(DATASET EXTRACT):
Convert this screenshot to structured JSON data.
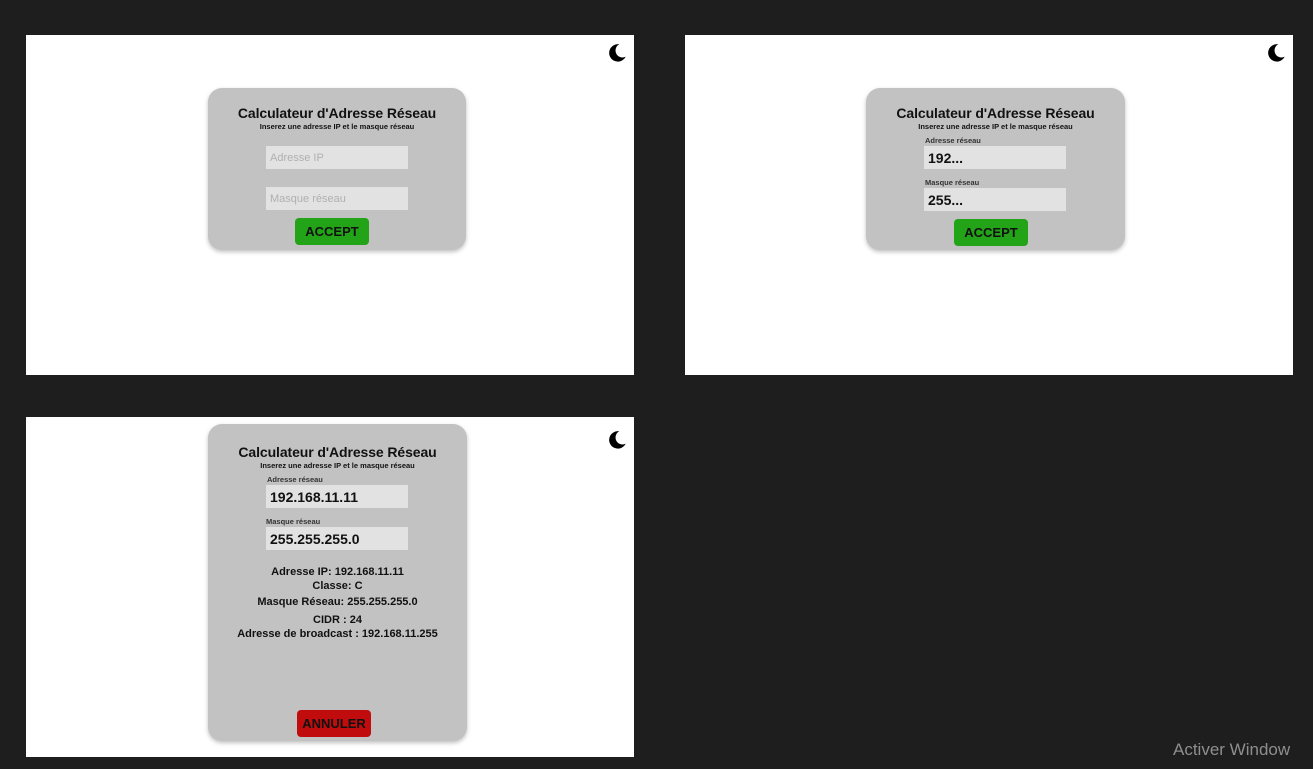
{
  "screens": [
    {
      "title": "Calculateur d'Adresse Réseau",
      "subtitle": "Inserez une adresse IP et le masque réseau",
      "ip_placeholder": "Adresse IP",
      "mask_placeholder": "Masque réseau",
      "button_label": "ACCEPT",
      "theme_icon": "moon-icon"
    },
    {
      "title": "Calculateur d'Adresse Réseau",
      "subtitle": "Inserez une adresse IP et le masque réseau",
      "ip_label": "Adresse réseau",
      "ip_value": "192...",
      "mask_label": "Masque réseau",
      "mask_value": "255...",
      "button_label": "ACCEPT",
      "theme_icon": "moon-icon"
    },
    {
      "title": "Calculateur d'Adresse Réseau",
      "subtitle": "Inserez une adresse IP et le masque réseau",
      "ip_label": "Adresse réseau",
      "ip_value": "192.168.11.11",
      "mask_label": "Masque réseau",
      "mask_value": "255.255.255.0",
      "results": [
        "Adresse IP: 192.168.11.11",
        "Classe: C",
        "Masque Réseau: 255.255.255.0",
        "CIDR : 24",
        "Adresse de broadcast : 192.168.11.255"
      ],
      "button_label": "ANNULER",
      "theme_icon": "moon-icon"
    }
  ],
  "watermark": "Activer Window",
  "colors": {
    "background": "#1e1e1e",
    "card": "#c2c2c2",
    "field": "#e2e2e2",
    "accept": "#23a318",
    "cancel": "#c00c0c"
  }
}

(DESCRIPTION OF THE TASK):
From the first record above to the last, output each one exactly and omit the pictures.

(ANSWER SPACE):
Convert this screenshot to structured JSON data.
{
  "screens": [
    {
      "title": "Calculateur d'Adresse Réseau",
      "subtitle": "Inserez une adresse IP et le masque réseau",
      "ip_placeholder": "Adresse IP",
      "mask_placeholder": "Masque réseau",
      "button_label": "ACCEPT",
      "theme_icon": "moon-icon"
    },
    {
      "title": "Calculateur d'Adresse Réseau",
      "subtitle": "Inserez une adresse IP et le masque réseau",
      "ip_label": "Adresse réseau",
      "ip_value": "192...",
      "mask_label": "Masque réseau",
      "mask_value": "255...",
      "button_label": "ACCEPT",
      "theme_icon": "moon-icon"
    },
    {
      "title": "Calculateur d'Adresse Réseau",
      "subtitle": "Inserez une adresse IP et le masque réseau",
      "ip_label": "Adresse réseau",
      "ip_value": "192.168.11.11",
      "mask_label": "Masque réseau",
      "mask_value": "255.255.255.0",
      "results": [
        "Adresse IP: 192.168.11.11",
        "Classe: C",
        "Masque Réseau: 255.255.255.0",
        "CIDR : 24",
        "Adresse de broadcast : 192.168.11.255"
      ],
      "button_label": "ANNULER",
      "theme_icon": "moon-icon"
    }
  ],
  "watermark": "Activer Window",
  "colors": {
    "background": "#1e1e1e",
    "card": "#c2c2c2",
    "field": "#e2e2e2",
    "accept": "#23a318",
    "cancel": "#c00c0c"
  }
}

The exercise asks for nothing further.